#### [PROBLEM]
Scan the entries and tally the lines that include the string "Скидки". Reply with the figure alone.

-*-

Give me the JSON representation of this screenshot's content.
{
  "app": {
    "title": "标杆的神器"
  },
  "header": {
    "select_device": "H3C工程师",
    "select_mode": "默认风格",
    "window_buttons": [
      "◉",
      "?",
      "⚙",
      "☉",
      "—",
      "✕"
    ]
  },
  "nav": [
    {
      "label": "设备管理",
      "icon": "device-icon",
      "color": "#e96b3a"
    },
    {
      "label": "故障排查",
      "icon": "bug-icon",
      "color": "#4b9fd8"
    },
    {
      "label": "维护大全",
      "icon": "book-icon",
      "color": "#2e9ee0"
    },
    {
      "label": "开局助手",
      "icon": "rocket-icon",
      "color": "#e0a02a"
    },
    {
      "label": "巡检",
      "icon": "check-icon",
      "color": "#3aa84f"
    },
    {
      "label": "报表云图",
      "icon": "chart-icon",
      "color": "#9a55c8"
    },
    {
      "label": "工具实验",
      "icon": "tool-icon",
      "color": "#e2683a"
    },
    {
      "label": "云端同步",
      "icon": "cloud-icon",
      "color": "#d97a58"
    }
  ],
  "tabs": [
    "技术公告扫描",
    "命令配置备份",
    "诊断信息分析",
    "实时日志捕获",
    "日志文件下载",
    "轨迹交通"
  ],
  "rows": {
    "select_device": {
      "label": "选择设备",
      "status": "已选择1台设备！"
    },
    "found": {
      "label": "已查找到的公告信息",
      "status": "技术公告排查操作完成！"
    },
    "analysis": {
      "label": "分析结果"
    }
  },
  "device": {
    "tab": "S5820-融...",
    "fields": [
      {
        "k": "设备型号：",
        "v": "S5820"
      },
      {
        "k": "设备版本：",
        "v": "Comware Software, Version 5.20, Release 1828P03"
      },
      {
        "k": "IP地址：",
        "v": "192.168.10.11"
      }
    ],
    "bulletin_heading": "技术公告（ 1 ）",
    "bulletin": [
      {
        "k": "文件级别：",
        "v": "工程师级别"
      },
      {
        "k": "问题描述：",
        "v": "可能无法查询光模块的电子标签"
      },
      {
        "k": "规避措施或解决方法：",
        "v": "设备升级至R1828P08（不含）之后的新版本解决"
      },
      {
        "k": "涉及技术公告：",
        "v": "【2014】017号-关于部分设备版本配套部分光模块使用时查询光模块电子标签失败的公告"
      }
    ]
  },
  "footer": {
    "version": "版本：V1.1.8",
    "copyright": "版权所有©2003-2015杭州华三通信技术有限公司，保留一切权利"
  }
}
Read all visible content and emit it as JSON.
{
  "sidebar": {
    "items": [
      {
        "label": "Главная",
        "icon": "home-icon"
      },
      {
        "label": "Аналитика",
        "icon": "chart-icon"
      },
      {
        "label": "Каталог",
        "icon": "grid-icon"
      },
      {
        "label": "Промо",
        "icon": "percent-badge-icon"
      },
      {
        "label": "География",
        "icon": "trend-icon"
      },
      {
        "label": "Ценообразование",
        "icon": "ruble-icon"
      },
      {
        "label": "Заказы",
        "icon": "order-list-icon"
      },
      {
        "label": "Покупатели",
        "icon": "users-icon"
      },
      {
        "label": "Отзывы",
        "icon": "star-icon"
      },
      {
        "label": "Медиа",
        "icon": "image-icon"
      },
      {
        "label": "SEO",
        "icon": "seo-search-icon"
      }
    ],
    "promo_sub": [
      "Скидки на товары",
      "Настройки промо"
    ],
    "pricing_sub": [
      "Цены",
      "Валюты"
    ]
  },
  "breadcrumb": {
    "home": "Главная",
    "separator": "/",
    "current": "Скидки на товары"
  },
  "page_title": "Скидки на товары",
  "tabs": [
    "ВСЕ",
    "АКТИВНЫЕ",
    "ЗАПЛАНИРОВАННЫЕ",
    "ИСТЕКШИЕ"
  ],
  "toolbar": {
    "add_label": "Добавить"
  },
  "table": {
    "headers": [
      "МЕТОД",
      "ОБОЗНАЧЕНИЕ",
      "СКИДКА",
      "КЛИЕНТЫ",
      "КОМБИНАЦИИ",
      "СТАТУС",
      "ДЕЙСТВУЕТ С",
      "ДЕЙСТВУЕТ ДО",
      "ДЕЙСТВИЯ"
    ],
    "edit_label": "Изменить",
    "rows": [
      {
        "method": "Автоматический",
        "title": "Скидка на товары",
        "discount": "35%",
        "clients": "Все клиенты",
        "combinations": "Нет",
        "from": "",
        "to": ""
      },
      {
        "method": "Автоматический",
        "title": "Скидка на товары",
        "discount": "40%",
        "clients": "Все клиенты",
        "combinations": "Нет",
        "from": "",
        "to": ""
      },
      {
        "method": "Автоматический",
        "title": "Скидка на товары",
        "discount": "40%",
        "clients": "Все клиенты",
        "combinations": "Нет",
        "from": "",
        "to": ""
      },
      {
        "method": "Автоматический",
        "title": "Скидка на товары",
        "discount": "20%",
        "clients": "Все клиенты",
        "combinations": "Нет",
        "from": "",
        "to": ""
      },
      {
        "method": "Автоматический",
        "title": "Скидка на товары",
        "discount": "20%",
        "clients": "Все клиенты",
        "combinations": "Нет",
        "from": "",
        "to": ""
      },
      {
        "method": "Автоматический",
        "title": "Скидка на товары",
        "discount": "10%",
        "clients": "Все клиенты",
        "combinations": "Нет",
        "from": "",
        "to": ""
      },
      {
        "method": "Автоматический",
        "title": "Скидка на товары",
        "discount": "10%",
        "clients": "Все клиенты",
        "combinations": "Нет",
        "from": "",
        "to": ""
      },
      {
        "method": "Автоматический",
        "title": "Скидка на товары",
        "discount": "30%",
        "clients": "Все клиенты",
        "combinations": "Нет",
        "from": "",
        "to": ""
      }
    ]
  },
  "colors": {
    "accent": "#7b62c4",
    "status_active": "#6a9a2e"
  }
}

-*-

#### [FINISHED EXERCISE]
3